The American Heart Association (AHA) changed and revised their guideline on BLS every 5 years...So by attending the course, we could update ourself with their latest changes, enhancing our skill in performing cardiopulmonary resuscitation (CPR) and preparing ourself in the real event of cardiac arrest in hospital setting...
the code blue mock drill
this is how we going to respond when one of our patient suddenly collapse
Most people who experience cardiac arrest at home, workplace or in a public location die because they do not receive immediate CPR from someone on the scene...As a bystander do not be afraid...You could provides life saving care by learning hands only CPR...
What is hands only CPR?
- CPR without mouth to mouth breaths
- Intended for bystander untrained in CPR
- Recommended for situation when the rescuer is unable or unwilling to provide mouth to mouth ventilations
- Recommended for use by people who see adult suddenly collapse in the ''out of hospital'' setting
How to perform hands only CPR?
If you see someone suddenly collapse, check the scene for safety...And then check whether the person is responding to you by tapping on his shoulder and shouting ''are you okay?''...
Briefly look for breathing...
If the person does not respond, call or send someone to call the local emergency number right away...
If the person is not breathing or gasping, prepare to give chest compression...Kneel besides him...Put the heel of one hand at the center of chest...Place you other hand over that hand leasing your finger together...Position your shoulder directly over your hand, keeping your arm straight and your finger of the chest...
Push hard and fast, at least 2 inches and allow the chest to rise completely before pressing down again...Do not take off your hand of the chest, just your weight...
Keep going...Do not stop compression until the person shows an obvious sign of life like breathing, scene become unsafe, automatic external defibrillator (AED) is ready, you are too exhausted to continue or trained responder take over...
How to ensure effective chest compression?
- Push hard and fast
- Push with the rate of 100-120 beat per minute (new guideline by AHA 2016)
- Push at the depth of at least 2 inches
- Allow chest to rise completely before pressing down again
How do we know 100 beat per minute of chest compression sounds like?
Push hard and fast in the center of the chest to beat of the classic disco song ''Staying Alive''...This song has the right beat for hands only CPR

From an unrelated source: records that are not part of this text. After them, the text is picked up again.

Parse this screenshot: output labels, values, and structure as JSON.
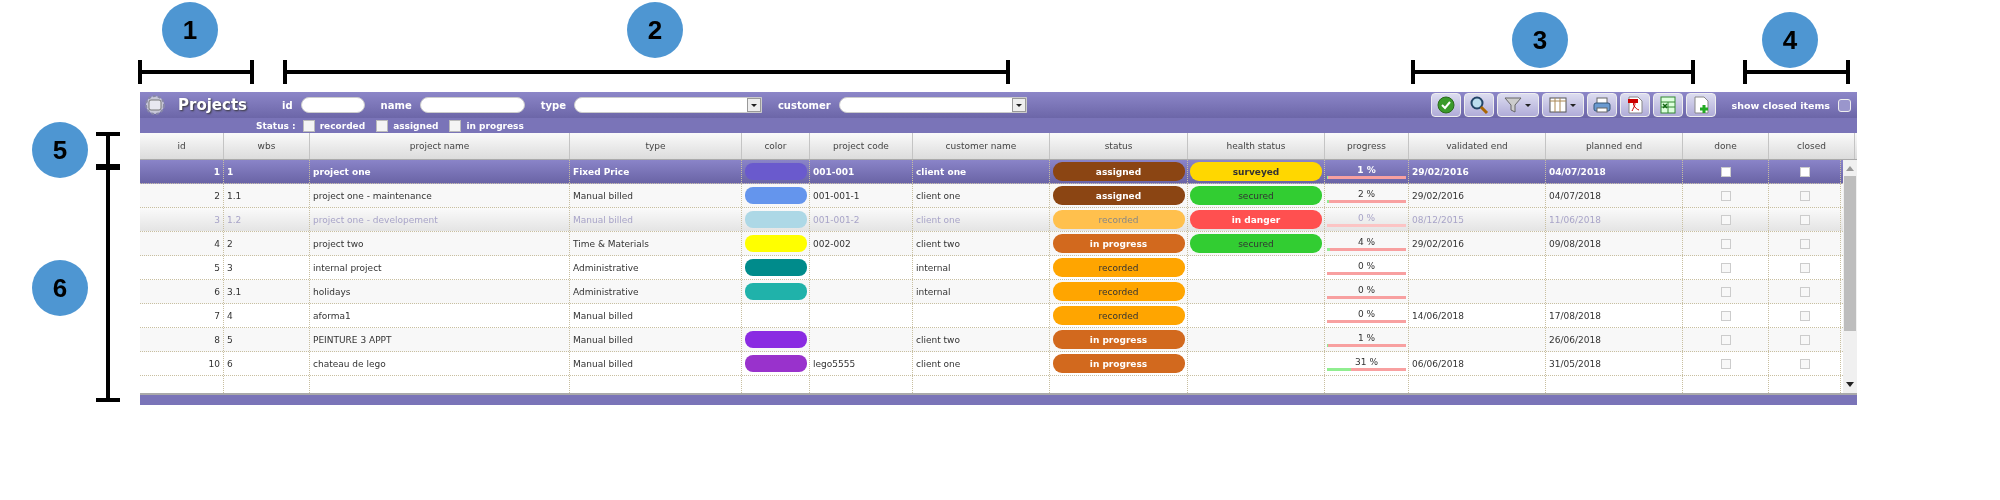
{
  "callouts": [
    {
      "number": "1",
      "kind": "top"
    },
    {
      "number": "2",
      "kind": "top"
    },
    {
      "number": "3",
      "kind": "top"
    },
    {
      "number": "4",
      "kind": "top"
    },
    {
      "number": "5",
      "kind": "side"
    },
    {
      "number": "6",
      "kind": "side"
    }
  ],
  "header": {
    "title": "Projects",
    "filters": [
      {
        "label": "id",
        "kind": "text"
      },
      {
        "label": "name",
        "kind": "text"
      },
      {
        "label": "type",
        "kind": "select"
      },
      {
        "label": "customer",
        "kind": "select"
      }
    ],
    "toolbar": [
      {
        "kind": "check"
      },
      {
        "kind": "search"
      },
      {
        "kind": "filter"
      },
      {
        "kind": "columns"
      },
      {
        "kind": "print"
      },
      {
        "kind": "pdf"
      },
      {
        "kind": "excel"
      },
      {
        "kind": "new"
      }
    ],
    "show_closed": {
      "label": "show closed items",
      "checked": false
    }
  },
  "status_filter": {
    "label": "Status :",
    "options": [
      {
        "label": "recorded",
        "checked": false
      },
      {
        "label": "assigned",
        "checked": false
      },
      {
        "label": "in progress",
        "checked": false
      }
    ]
  },
  "table": {
    "columns": [
      "id",
      "wbs",
      "project name",
      "type",
      "color",
      "project code",
      "customer name",
      "status",
      "health status",
      "progress",
      "validated end",
      "planned end",
      "done",
      "closed"
    ],
    "rows": [
      {
        "id": "1",
        "wbs": "1",
        "name": "project one",
        "type": "Fixed Price",
        "color": "#6a5acd",
        "code": "001-001",
        "customer": "client one",
        "status": {
          "label": "assigned",
          "color": "#8b4513"
        },
        "health": {
          "label": "surveyed",
          "color": "#ffd700"
        },
        "progress": "1 %",
        "level": 0.01,
        "validated_end": "29/02/2016",
        "planned_end": "04/07/2018",
        "done": false,
        "closed": false,
        "selected": true,
        "disabled": false
      },
      {
        "id": "2",
        "wbs": "1.1",
        "name": "project one - maintenance",
        "type": "Manual billed",
        "color": "#6495ed",
        "code": "001-001-1",
        "customer": "client one",
        "status": {
          "label": "assigned",
          "color": "#8b4513"
        },
        "health": {
          "label": "secured",
          "color": "#32cd32"
        },
        "progress": "2 %",
        "level": 0.02,
        "validated_end": "29/02/2016",
        "planned_end": "04/07/2018",
        "done": false,
        "closed": false,
        "selected": false,
        "disabled": false
      },
      {
        "id": "3",
        "wbs": "1.2",
        "name": "project one - developement",
        "type": "Manual billed",
        "color": "#add8e6",
        "code": "001-001-2",
        "customer": "client one",
        "status": {
          "label": "recorded",
          "color": "#ffc04d"
        },
        "health": {
          "label": "in danger",
          "color": "#ff5050"
        },
        "progress": "0 %",
        "level": 0,
        "validated_end": "08/12/2015",
        "planned_end": "11/06/2018",
        "done": false,
        "closed": false,
        "selected": false,
        "disabled": true
      },
      {
        "id": "4",
        "wbs": "2",
        "name": "project two",
        "type": "Time & Materials",
        "color": "#ffff00",
        "code": "002-002",
        "customer": "client two",
        "status": {
          "label": "in progress",
          "color": "#d2691e"
        },
        "health": {
          "label": "secured",
          "color": "#32cd32"
        },
        "progress": "4 %",
        "level": 0.04,
        "validated_end": "29/02/2016",
        "planned_end": "09/08/2018",
        "done": false,
        "closed": false,
        "selected": false,
        "disabled": false
      },
      {
        "id": "5",
        "wbs": "3",
        "name": "internal project",
        "type": "Administrative",
        "color": "#008b8b",
        "customer": "internal",
        "status": {
          "label": "recorded",
          "color": "#ffa500"
        },
        "progress": "0 %",
        "level": 0,
        "done": false,
        "closed": false,
        "selected": false,
        "disabled": false
      },
      {
        "id": "6",
        "wbs": "3.1",
        "name": "holidays",
        "type": "Administrative",
        "color": "#20b2aa",
        "customer": "internal",
        "status": {
          "label": "recorded",
          "color": "#ffa500"
        },
        "progress": "0 %",
        "level": 0,
        "done": false,
        "closed": false,
        "selected": false,
        "disabled": false
      },
      {
        "id": "7",
        "wbs": "4",
        "name": "aforma1",
        "type": "Manual billed",
        "status": {
          "label": "recorded",
          "color": "#ffa500"
        },
        "progress": "0 %",
        "level": 0,
        "validated_end": "14/06/2018",
        "planned_end": "17/08/2018",
        "done": false,
        "closed": false,
        "selected": false,
        "disabled": false
      },
      {
        "id": "8",
        "wbs": "5",
        "name": "PEINTURE 3 APPT",
        "type": "Manual billed",
        "color": "#8a2be2",
        "customer": "client two",
        "status": {
          "label": "in progress",
          "color": "#d2691e"
        },
        "progress": "1 %",
        "level": 0.01,
        "planned_end": "26/06/2018",
        "done": false,
        "closed": false,
        "selected": false,
        "disabled": false
      },
      {
        "id": "10",
        "wbs": "6",
        "name": "chateau de lego",
        "type": "Manual billed",
        "color": "#9932cc",
        "code": "lego5555",
        "customer": "client one",
        "status": {
          "label": "in progress",
          "color": "#d2691e"
        },
        "progress": "31 %",
        "level": 0.31,
        "validated_end": "06/06/2018",
        "planned_end": "31/05/2018",
        "done": false,
        "closed": false,
        "selected": false,
        "disabled": false
      }
    ]
  }
}
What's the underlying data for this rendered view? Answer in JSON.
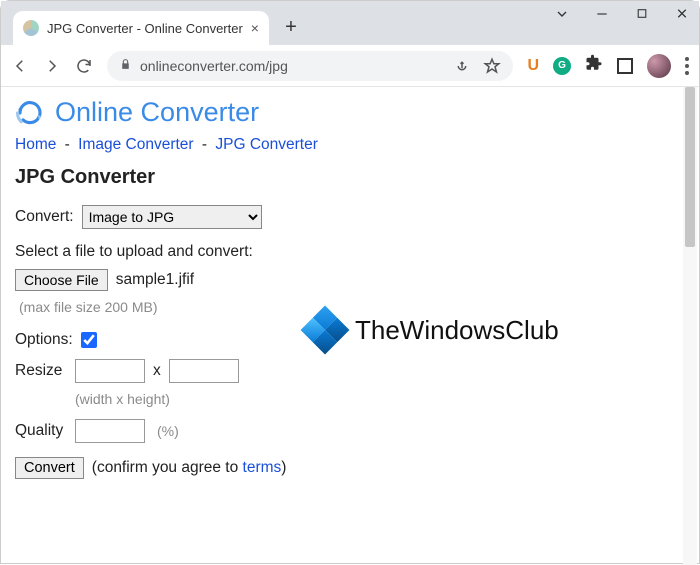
{
  "browser": {
    "tab_title": "JPG Converter - Online Converter",
    "url": "onlineconverter.com/jpg"
  },
  "site": {
    "name": "Online Converter"
  },
  "breadcrumbs": {
    "home": "Home",
    "image_converter": "Image Converter",
    "jpg_converter": "JPG Converter",
    "sep": " - "
  },
  "page": {
    "heading": "JPG Converter"
  },
  "form": {
    "convert_label": "Convert:",
    "convert_selected": "Image to JPG",
    "upload_prompt": "Select a file to upload and convert:",
    "choose_file_label": "Choose File",
    "selected_filename": "sample1.jfif",
    "max_size_hint": "(max file size 200 MB)",
    "options_label": "Options:",
    "options_checked": true,
    "resize_label": "Resize",
    "resize_width": "",
    "resize_height": "",
    "resize_x": "x",
    "resize_hint": "(width x height)",
    "quality_label": "Quality",
    "quality_value": "",
    "quality_hint": "(%)",
    "submit_label": "Convert",
    "confirm_prefix": "(confirm you agree to ",
    "terms_link": "terms",
    "confirm_suffix": ")"
  },
  "watermark": {
    "text": "TheWindowsClub"
  }
}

It is simple right???
So, do not be afraid to offer your hand...You could be a hero...You also could save a life...
Source 1, 2, 3,